Shadow effects can help images to leap from your slides. (c) Thinkstock
One of my favorite new features of PowerPoint 2007 is the ability to add shadows to images, objects, and text. Previously in PowerPoint 2003, you were only able to add shadows to text — that’s it. You would need Photoshop and the necessary graphic editing skills to create professional-looking shadows for anything else. Now Microsoft gives you some Photoshop-like shadow effects in PowerPoint 2007.
Popularity: 34% [?]
Get your ducks in an evenly distributed row (c) Shutterstock
In my previous post, I covered the useful Align features within PowerPoint. Frequently, when I use these Align options to organize shapes and images, I also use the Distribute features at the same time.
When you’re placing objects on a PowerPoint slide, you may align them properly, but that doesn’t mean they are evenly spaced. Spacing out your objects evenly is just another simple action that can keep your slides looking clean and professional. PowerPoint ninjas have zero tolerance for sloppily placed objects in their business presentations. More…
Popularity: 17% [?]
Alignment is important in professional-looking presentations. (c) Shutterstock
It’s been a while since I added a “toolbox” article to my blog. In these articles, I cover some of the key features of PowerPoint such as the Format Painter or Drawing Guides that every PowerPoint apprentice or ninja should know about. These are the features that I use almost every time I create a PowerPoint presentation. More…

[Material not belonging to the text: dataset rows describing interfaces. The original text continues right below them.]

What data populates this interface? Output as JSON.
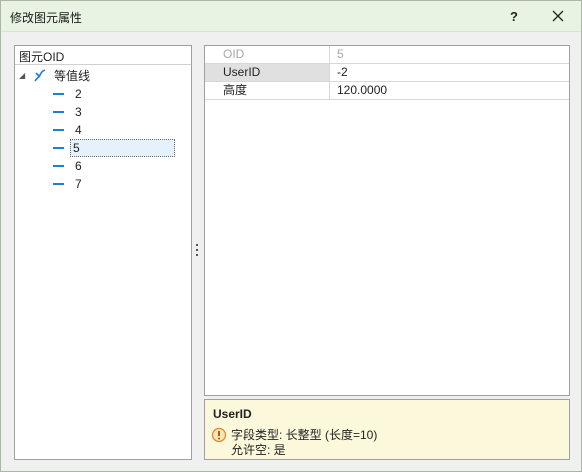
{
  "window": {
    "title": "修改图元属性",
    "help_label": "?"
  },
  "tree": {
    "header": "图元OID",
    "root": {
      "label": "等值线"
    },
    "items": [
      {
        "label": "2"
      },
      {
        "label": "3"
      },
      {
        "label": "4"
      },
      {
        "label": "5"
      },
      {
        "label": "6"
      },
      {
        "label": "7"
      }
    ],
    "selected": "5"
  },
  "properties": {
    "rows": [
      {
        "name": "OID",
        "value": "5"
      },
      {
        "name": "UserID",
        "value": "-2"
      },
      {
        "name": "高度",
        "value": "120.0000"
      }
    ],
    "selected": "UserID"
  },
  "description": {
    "title": "UserID",
    "line1": "字段类型: 长整型 (长度=10)",
    "line2": "允许空: 是"
  },
  "colors": {
    "titlebar": "#e8f3e3",
    "selection": "#e5f1fb",
    "tree_icon": "#1f7fd6",
    "description_bg": "#fbf8dc"
  }
}
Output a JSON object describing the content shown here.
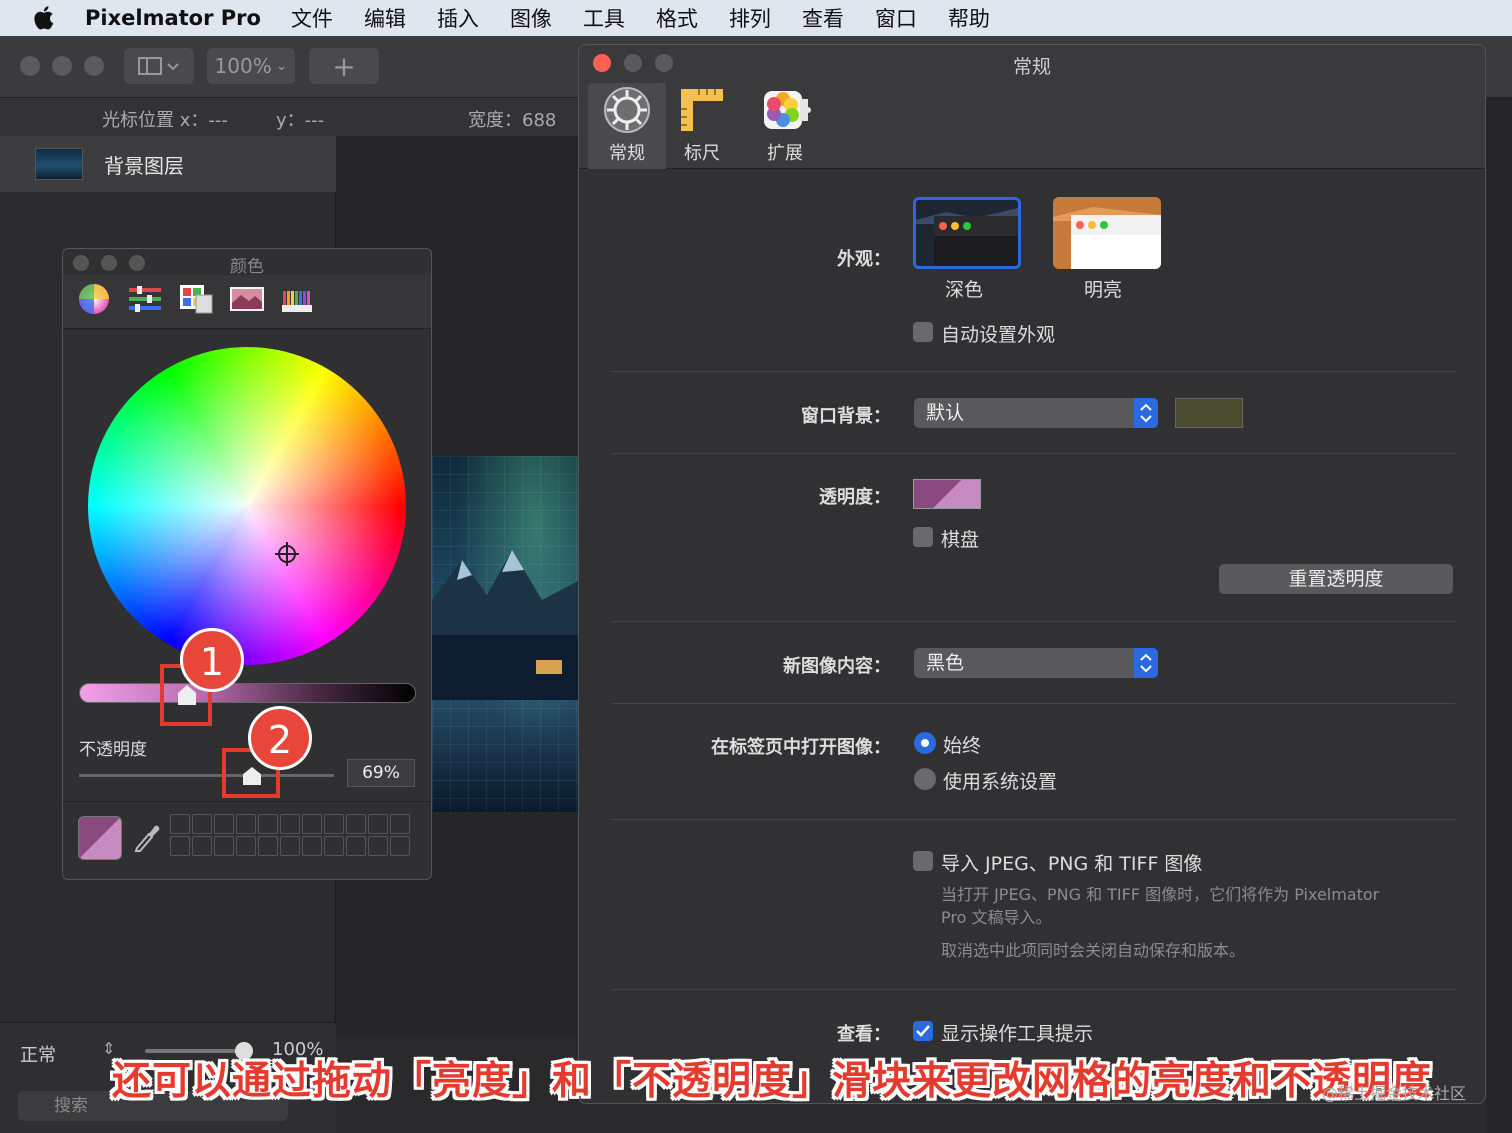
{
  "menubar": {
    "app": "Pixelmator Pro",
    "items": [
      "文件",
      "编辑",
      "插入",
      "图像",
      "工具",
      "格式",
      "排列",
      "查看",
      "窗口",
      "帮助"
    ]
  },
  "toolbar": {
    "zoom": "100%",
    "add_label": "+"
  },
  "infobar": {
    "cursor_x": "光标位置 x：---",
    "cursor_y": "y：---",
    "width": "宽度：688"
  },
  "layers": {
    "background_layer": "背景图层",
    "blend_mode": "正常",
    "opacity": "100%",
    "search_placeholder": "搜索"
  },
  "color_panel": {
    "title": "颜色",
    "tabs": [
      "color-wheel-icon",
      "sliders-icon",
      "palettes-icon",
      "image-palette-icon",
      "pencils-icon"
    ],
    "opacity_label": "不透明度",
    "opacity_value": "69%",
    "brightness_level": 0.3,
    "opacity_level": 0.69,
    "current_color": "#8a4a80"
  },
  "annotations": {
    "badge1": "1",
    "badge2": "2"
  },
  "prefs": {
    "title": "常规",
    "tabs": [
      {
        "label": "常规",
        "icon": "gear-icon"
      },
      {
        "label": "标尺",
        "icon": "ruler-icon"
      },
      {
        "label": "扩展",
        "icon": "extensions-icon"
      }
    ],
    "appearance_label": "外观：",
    "appearance_dark": "深色",
    "appearance_light": "明亮",
    "auto_appearance": "自动设置外观",
    "window_bg_label": "窗口背景：",
    "window_bg_value": "默认",
    "window_bg_color": "#4a4b2e",
    "transparency_label": "透明度：",
    "checkerboard": "棋盘",
    "reset_transparency": "重置透明度",
    "new_image_label": "新图像内容：",
    "new_image_value": "黑色",
    "open_tabs_label": "在标签页中打开图像：",
    "open_tabs_always": "始终",
    "open_tabs_system": "使用系统设置",
    "import_label": "导入 JPEG、PNG 和 TIFF 图像",
    "import_note_1": "当打开 JPEG、PNG 和 TIFF 图像时，它们将作为 Pixelmator",
    "import_note_2": "Pro 文稿导入。",
    "import_note_3": "取消选中此项同时会关闭自动保存和版本。",
    "view_label": "查看：",
    "show_tooltips": "显示操作工具提示"
  },
  "caption": "还可以通过拖动「亮度」和「不透明度」滑块来更改网格的亮度和不透明度",
  "watermark": "@稀土掘金技术社区",
  "accent_color": "#2a6ae0",
  "highlight_color": "#e53b2f"
}
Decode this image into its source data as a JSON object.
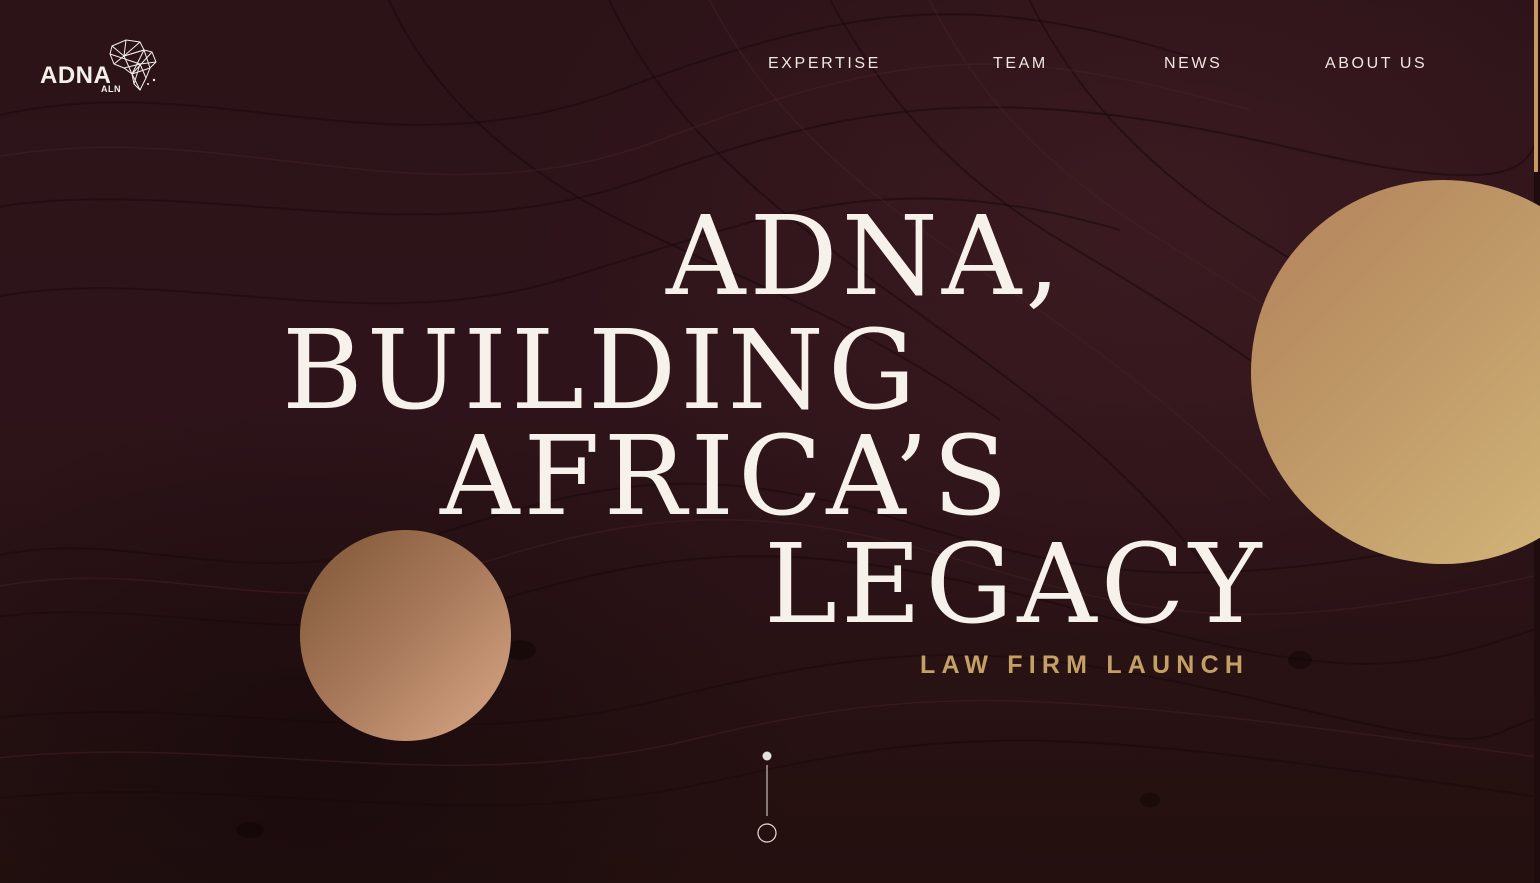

Popularity: 18% [?]
The Dharma Initiative might want to mix up their passwords for their top secret PPT presentations.
If you share your PowerPoint slides with other people inside or outside your organization, you may want to control or lock your slides so that they can only be viewed or edited by select people.
Nothing can be more painful than seeing your carefully designed PowerPoint presentation being butchered by random individuals within your company. PowerPoint provides a couple of options to control what happens to your slides after you’ve built them. More…
Popularity: 29% [?]
An eye dropper tool should be baked into PowerPoint
If you’ve used drawing or photo editing applications such as Illustrator or Photoshop, you will be familiar with their color picker or eye dropper tools, which enable you to extract a color from an image so the same color can be added to other objects. I wish PowerPoint offered this same functionality, but alas it doesn’t. Luckily, there are many outside color picker apps that can be leveraged in conjunction with PowerPoint. More…
Popularity: 78% [?]